species of the week #59 – bog orchid
The bog orchid is the most delicate and smallest native orchid, and the only one that can cope with the inhospitable site conditions of the raised bogs. In Rhineland-Palatinate it grows in only three locations.
|Distributionstatus||Threatened with extinction, only three sites left|
|Remaing deposits||Near Dahn in palatiante forrest and Deuselbach in Hunsrück|
|Last sighting in rhineland-palatinate||current|
|Habitat||bog meadows, intermediate bogs|
|Threat||Drainage of bogs, eutrophication, succession|

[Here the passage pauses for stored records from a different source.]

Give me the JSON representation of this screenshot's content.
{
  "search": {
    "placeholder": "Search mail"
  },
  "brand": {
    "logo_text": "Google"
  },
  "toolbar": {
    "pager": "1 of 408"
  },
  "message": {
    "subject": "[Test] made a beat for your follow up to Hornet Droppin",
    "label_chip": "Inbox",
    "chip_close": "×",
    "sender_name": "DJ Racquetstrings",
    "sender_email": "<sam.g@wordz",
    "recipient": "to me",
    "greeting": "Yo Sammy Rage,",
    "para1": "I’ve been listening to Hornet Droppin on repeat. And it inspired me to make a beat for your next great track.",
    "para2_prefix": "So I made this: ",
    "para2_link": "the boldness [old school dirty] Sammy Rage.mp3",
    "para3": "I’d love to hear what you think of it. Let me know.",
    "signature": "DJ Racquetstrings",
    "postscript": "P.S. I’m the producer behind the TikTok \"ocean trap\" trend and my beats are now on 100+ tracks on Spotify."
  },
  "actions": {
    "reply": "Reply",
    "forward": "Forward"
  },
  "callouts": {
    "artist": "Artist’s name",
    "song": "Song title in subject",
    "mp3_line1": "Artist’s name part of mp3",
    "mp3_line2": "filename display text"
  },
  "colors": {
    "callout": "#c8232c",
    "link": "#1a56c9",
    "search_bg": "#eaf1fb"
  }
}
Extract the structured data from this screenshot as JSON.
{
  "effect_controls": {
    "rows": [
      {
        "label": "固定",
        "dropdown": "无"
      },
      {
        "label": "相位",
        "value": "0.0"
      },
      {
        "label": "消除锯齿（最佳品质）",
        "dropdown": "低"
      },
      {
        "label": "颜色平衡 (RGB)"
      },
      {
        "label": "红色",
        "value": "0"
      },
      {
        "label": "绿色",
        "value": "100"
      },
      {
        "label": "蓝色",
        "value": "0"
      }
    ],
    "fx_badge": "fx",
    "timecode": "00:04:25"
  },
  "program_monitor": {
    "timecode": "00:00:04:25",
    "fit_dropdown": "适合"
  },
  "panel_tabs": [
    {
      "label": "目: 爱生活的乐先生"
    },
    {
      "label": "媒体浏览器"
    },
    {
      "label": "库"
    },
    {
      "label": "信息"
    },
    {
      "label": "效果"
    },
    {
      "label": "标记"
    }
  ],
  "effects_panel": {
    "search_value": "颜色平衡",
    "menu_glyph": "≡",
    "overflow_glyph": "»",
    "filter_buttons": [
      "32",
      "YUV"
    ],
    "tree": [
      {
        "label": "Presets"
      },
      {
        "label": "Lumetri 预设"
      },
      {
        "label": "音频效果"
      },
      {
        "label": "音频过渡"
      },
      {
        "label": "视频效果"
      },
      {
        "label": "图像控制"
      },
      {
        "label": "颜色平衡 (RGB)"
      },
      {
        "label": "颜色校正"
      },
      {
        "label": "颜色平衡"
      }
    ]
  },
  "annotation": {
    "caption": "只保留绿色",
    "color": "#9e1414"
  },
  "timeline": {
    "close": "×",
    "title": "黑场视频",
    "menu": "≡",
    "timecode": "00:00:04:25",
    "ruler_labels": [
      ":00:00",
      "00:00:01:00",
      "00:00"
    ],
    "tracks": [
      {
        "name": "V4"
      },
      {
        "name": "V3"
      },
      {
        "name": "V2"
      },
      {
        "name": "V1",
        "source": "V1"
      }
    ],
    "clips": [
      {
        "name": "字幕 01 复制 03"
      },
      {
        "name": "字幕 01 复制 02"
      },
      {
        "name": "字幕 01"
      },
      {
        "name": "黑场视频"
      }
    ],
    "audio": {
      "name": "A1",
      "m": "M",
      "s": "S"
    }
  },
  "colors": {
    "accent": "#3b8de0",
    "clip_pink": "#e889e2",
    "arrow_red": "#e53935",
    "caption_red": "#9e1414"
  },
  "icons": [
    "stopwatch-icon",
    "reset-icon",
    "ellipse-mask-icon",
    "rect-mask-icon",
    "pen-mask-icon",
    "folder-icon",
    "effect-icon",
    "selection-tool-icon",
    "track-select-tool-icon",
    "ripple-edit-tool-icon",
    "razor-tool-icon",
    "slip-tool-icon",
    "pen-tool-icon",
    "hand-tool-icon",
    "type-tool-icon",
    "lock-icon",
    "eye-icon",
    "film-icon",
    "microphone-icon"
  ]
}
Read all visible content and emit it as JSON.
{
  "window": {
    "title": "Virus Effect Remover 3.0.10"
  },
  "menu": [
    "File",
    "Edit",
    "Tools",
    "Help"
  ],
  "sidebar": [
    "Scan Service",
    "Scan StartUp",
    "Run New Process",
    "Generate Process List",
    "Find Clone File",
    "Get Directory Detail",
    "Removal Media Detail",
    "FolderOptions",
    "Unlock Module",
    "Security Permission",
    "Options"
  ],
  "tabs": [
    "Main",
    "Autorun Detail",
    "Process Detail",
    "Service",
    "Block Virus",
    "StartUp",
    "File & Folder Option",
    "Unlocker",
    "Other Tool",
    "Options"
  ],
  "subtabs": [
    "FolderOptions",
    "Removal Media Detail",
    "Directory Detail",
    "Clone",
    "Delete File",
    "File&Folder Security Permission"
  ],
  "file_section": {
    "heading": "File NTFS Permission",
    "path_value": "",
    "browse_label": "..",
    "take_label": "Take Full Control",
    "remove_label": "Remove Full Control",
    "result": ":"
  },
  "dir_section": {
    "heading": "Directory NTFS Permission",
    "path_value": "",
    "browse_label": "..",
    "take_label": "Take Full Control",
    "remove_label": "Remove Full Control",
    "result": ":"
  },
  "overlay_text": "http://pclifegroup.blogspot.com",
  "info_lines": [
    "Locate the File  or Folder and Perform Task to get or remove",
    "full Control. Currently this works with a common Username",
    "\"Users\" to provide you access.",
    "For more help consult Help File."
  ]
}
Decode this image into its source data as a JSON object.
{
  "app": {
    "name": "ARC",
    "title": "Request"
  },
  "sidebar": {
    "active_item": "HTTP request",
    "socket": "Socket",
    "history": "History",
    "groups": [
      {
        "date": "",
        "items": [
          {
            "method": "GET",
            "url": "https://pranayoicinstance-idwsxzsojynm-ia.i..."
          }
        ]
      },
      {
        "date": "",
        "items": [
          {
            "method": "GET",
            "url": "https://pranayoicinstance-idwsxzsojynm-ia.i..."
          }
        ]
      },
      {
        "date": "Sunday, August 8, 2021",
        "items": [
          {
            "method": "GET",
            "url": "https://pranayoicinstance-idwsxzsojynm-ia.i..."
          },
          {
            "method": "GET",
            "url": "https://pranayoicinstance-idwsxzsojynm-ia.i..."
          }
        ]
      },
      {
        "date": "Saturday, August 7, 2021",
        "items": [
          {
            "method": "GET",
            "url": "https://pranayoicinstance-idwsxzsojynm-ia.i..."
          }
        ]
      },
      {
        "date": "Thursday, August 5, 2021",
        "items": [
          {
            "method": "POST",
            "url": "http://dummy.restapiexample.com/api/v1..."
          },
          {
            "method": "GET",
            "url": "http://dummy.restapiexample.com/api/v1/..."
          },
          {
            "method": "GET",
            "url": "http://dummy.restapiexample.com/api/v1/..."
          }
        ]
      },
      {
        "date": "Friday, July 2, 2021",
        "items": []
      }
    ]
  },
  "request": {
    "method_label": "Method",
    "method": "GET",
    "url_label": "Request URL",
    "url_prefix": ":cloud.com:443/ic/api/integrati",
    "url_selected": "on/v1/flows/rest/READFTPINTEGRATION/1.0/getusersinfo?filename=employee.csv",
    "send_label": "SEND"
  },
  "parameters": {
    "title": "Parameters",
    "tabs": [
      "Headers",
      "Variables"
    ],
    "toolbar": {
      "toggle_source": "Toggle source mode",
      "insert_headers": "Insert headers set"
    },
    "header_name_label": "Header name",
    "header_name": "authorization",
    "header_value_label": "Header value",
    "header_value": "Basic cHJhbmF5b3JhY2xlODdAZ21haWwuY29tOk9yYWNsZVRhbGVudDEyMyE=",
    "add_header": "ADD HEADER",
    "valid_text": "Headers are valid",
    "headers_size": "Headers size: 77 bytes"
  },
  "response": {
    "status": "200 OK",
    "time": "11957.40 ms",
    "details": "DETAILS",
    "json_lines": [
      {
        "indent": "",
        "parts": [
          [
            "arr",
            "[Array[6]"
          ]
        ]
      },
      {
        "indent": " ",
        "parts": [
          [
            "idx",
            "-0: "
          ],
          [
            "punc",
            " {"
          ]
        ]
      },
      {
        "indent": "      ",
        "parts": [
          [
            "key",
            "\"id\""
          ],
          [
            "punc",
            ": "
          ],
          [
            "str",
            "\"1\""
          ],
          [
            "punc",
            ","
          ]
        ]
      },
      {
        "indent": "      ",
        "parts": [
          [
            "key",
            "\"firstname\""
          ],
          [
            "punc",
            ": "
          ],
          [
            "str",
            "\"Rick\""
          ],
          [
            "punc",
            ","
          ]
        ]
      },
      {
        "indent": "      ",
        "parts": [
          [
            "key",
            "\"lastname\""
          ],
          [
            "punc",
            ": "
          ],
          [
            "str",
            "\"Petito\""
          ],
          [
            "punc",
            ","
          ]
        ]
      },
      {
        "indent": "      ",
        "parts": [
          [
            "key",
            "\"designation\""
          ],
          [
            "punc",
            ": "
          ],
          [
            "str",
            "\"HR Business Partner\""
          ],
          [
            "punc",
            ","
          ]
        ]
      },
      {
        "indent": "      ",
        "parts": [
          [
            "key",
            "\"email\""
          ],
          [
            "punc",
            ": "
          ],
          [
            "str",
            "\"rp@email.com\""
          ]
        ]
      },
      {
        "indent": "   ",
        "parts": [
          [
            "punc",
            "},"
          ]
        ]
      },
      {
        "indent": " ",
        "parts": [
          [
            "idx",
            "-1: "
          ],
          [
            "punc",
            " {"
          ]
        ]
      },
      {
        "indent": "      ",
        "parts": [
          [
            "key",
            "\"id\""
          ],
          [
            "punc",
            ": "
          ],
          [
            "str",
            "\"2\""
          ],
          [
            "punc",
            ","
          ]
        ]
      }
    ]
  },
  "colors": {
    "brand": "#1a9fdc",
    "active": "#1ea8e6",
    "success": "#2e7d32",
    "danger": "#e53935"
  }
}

This species is considered a northern boreal ice age relict and is acutely threatened with extinction. Already at the time of its discovery in 1878, only a few plants were found, and they are still very rare today. The bog orchid in raised and intermediate bogs and is very well adapted to the extreme life in the bog. Thus, in addition to the usual seeds, it also forms breeding buds on its leaves. These serve for vegetative reproduction; after falling off and possibly being spread by rivulets, a new plant can grow from them. The bog orchid is considered to be extremely weak in competition and disappears even at low levels of eutrophication. In addition, its biotopes are extremely sensitive to trampling!
The bog orchid grows to a height of only 3-12 cm and has 2-3 oval, upright leaves at the base, the uppermost and largest of which is no more than 3 cm long. Its inflorescence is very slender and 1.5-5 cm long with tiny flowers.
In Germany, many sites were already lost in the 19th century due to draining of the habitats and subsequent peat cutting. Later, it was and still is mainly eutrophication and succession that affect the remaining habitats and thus make the bog orchid increasingly rare.
– Ensure protection of all sites and neighbouring peatlands
– Rewetting of peatlands
– Create buffer zones without fertilisation
Picture: Public domain